Nonprofits have glommed onto blogging to remind supporters of their mission and keep them up to date of their latest accomplishments.
Blogging along with podcasting, RSS and tagging are tools referred to as social technology for their ability to create a community among the users and the sponsoring organization. Nonprofits find they transform their relationship with their supporters.
One of the most remarkable examples of blogging locally is the site of Mountain View nonprofit Interplast, which deploys plastic surgeons who contribute their time to do reconstructive surgery in Third World countries. Its site presents blogs of its surgeons' latest accomplishments in each venue. Every surgery is accompanied by before-and-after pictures as well as the patient's history.
Few could forget the situation of 17-year-old Sufia, who was left with only four fingers after her husband and brother-in-law attempted to burn her to death. Yet the Interplast doctors brought her remaining fingers back to almost full functioning, and the tale is there to see onwww.interplast.org.

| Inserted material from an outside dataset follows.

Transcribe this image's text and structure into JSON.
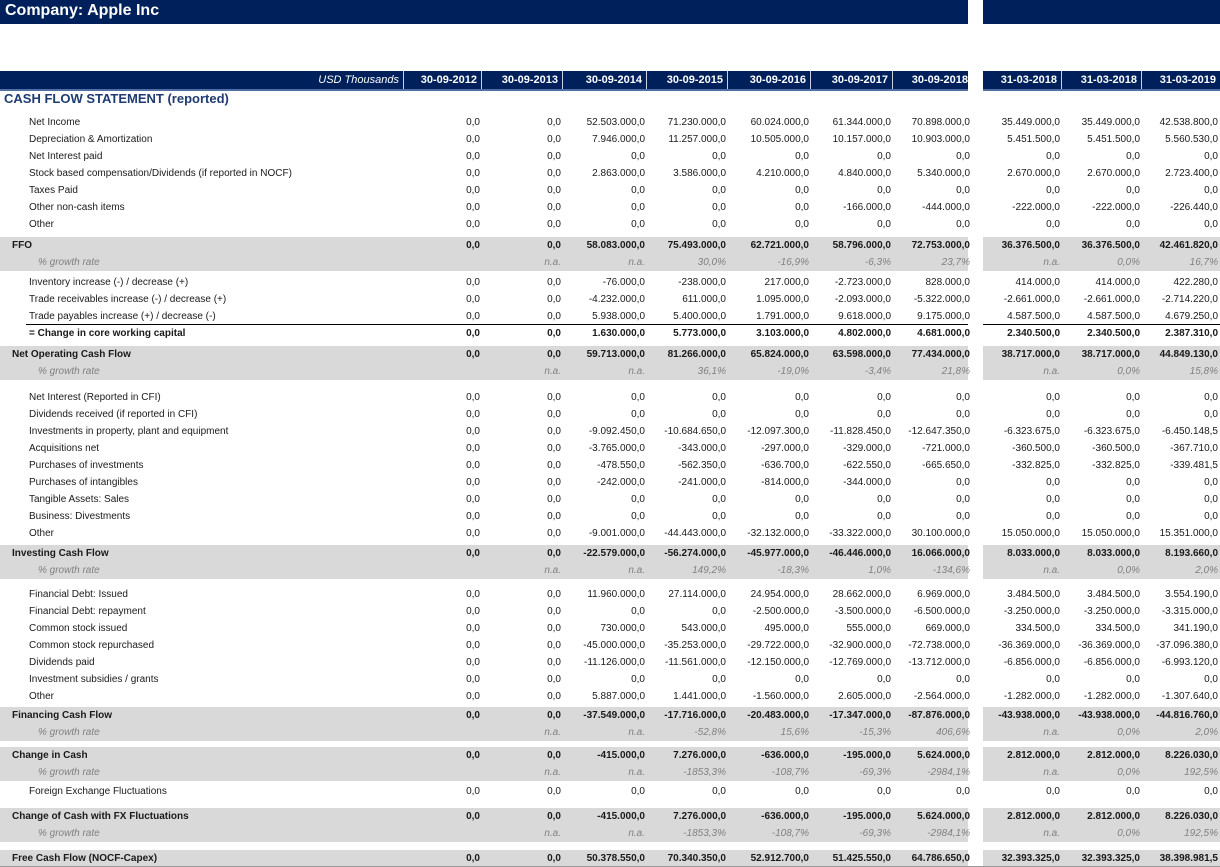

Chief Executive Susan Hayes said blogging on Interplast's site "certainly created awareness of what we're doing. We got 20,000 hits last year" for the site that was launched in January 2005. The nonprofit is currently firming up plans to initiate tagging
Blogging has made a lot of sense for nonprofits, said Marnie Webb, TechSoup vice president and chief knowledge officer. It helps them keep in touch with their constituency and their donors without having to make "a huge annual appeal and re-explain themselves to you once a year because they've been creating content intermittently and updating you about their work," she said.

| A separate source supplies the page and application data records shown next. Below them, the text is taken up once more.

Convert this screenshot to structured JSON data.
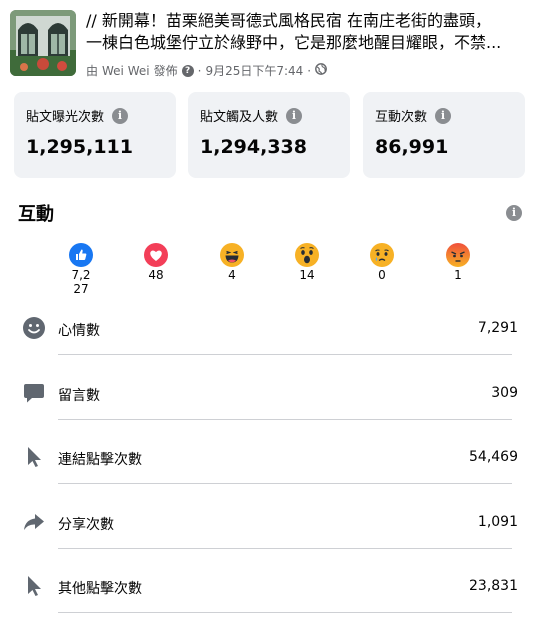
{
  "post": {
    "line1": "// 新開幕！苗栗絕美哥德式風格民宿 在南庄老街的盡頭，",
    "line2": "一棟白色城堡佇立於綠野中，它是那麼地醒目耀眼，不禁...",
    "meta_prefix": "由",
    "author": "Wei Wei",
    "meta_suffix": "發佈",
    "date": "9月25日下午7:44"
  },
  "cards": [
    {
      "label": "貼文曝光次數",
      "value": "1,295,111"
    },
    {
      "label": "貼文觸及人數",
      "value": "1,294,338"
    },
    {
      "label": "互動次數",
      "value": "86,991"
    }
  ],
  "section": {
    "title": "互動"
  },
  "reactions": [
    {
      "name": "like",
      "count": "7,227"
    },
    {
      "name": "love",
      "count": "48"
    },
    {
      "name": "haha",
      "count": "4"
    },
    {
      "name": "wow",
      "count": "14"
    },
    {
      "name": "sad",
      "count": "0"
    },
    {
      "name": "angry",
      "count": "1"
    }
  ],
  "metrics": [
    {
      "label": "心情數",
      "value": "7,291",
      "icon": "smiley-icon"
    },
    {
      "label": "留言數",
      "value": "309",
      "icon": "comment-icon"
    },
    {
      "label": "連結點擊次數",
      "value": "54,469",
      "icon": "cursor-icon"
    },
    {
      "label": "分享次數",
      "value": "1,091",
      "icon": "share-icon"
    },
    {
      "label": "其他點擊次數",
      "value": "23,831",
      "icon": "cursor-icon"
    }
  ],
  "colors": {
    "card_bg": "#f0f2f5",
    "like": "#1877f2",
    "love": "#f33e58",
    "emoji": "#f7b125",
    "angry": "#e9710f",
    "icon_gray": "#606770",
    "divider": "#ced0d4"
  }
}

San Francisco-based TechSoup, a project of nonprofit CompuMentor, offers free online resources for nonprofits for their technology needs.
The concept of microlending, advancing small sums to entrepreneurs in impoverished countries so that they can start a tiny business, has gained much credibility in the last decade at least. But now that Third World countries have access to the Internet and computers, microlending has gone online also in the form of Kiva. Palo Alto-based Matthew and Jessica Flannery partner with various microlending organizations that operate in Kenya, Uganda, Tanzania, Senegal, Gaza, Bulgaria, Honduras and Nicaragua. Those organizations' loan officers report on their work with entrepreneurs by blogging on Kiva's Web site, http://www.kiva.org. Interested lenders can thereby see the prodigious work a $25 loan can do for a seamstress or farmer.
Matthew Flannery predicts that in the coming year Kiva's media will get richer with text messaging and podcasting.
"Even loan officers in the poor places have cell phones. We would love to receive information by text messaging and post journals of their voices and make that into a podcast," he said.
Alexandra Samuel, chief executive of consultancy Social Signal, said the biggest benefit of these techniques is "they allow the nonprofits to get a message out in a relatively targeted way" without the expense, difficulties and competition of dealing with the press and broadcasting. And blogging minimizes the cost of design, she said.
"Blogs in 2006 will be as much the sine qua non (of a corporate presence) just as the Web site was in 2000. People will think it's weird if you don't have one," Samuel said.
She also predicted that the private sector will be mimicking nonprofits by borrowing these techniques, such as tagging and podcasting for their corporate sites.
Social Signal is a Vancouver consultancy that specializes in online community-building.
Tagging occurs when a user categorizes data on a specialized Web site that gives others access to it. Connect for Kids (www.connectforkids.com) is a blog site where people share their views on children and teens. Users can click on any term used such as "boys" or "video games" and be taken to Technorati.com and see what other people have blogged on the same issue.
Flickr, which Sunnyvale-based Yahoo Inc. acquired last year, introduced photographic tagging on http://www.flickr.com. You store your photos and categorize them by content whether it is a golden retriever, an office party or the American Cancer Society's Relay for Life, a yearly marching event in communities. Anyone else searching for dogs will find your shots of Rex, too.
NetSquared, a project of TechSoup, is a forum for nonprofits to discuss their technology challenges. NetSquared has created a database of nonprofits that have experimented with these Internet-based technologies. You can find them at http://www.netsquared.org and click on "Case Studies." TechSoup's Webb said the listing of these nonprofits has a point.
"We want to bring the needs of nonprofits to vendors, and we think because we have 67,000 registered users we have a large enough market that if we find out what our users need, some of these vendors are going to listen," she said. "We want to bring these tools to nonprofits. We want to be able to say, 'Here's an easy way to stitch together Flickr and tagging on your Web site.'"
Interplast, the nonprofit that deploys plastic surgeons to the world's poorest countries, is one of the beneficiaries of NetSquared's savvy. At a recent gathering of enthusiasts of social technology under NetSquared's aegis, Interplast's Hayes learned that she would get the help to create more visible devices on the Interplast Web site to attract donations.
Business Writer Francine Brevetti can be reached at firstname.lastname@example.org were 510-208-6416.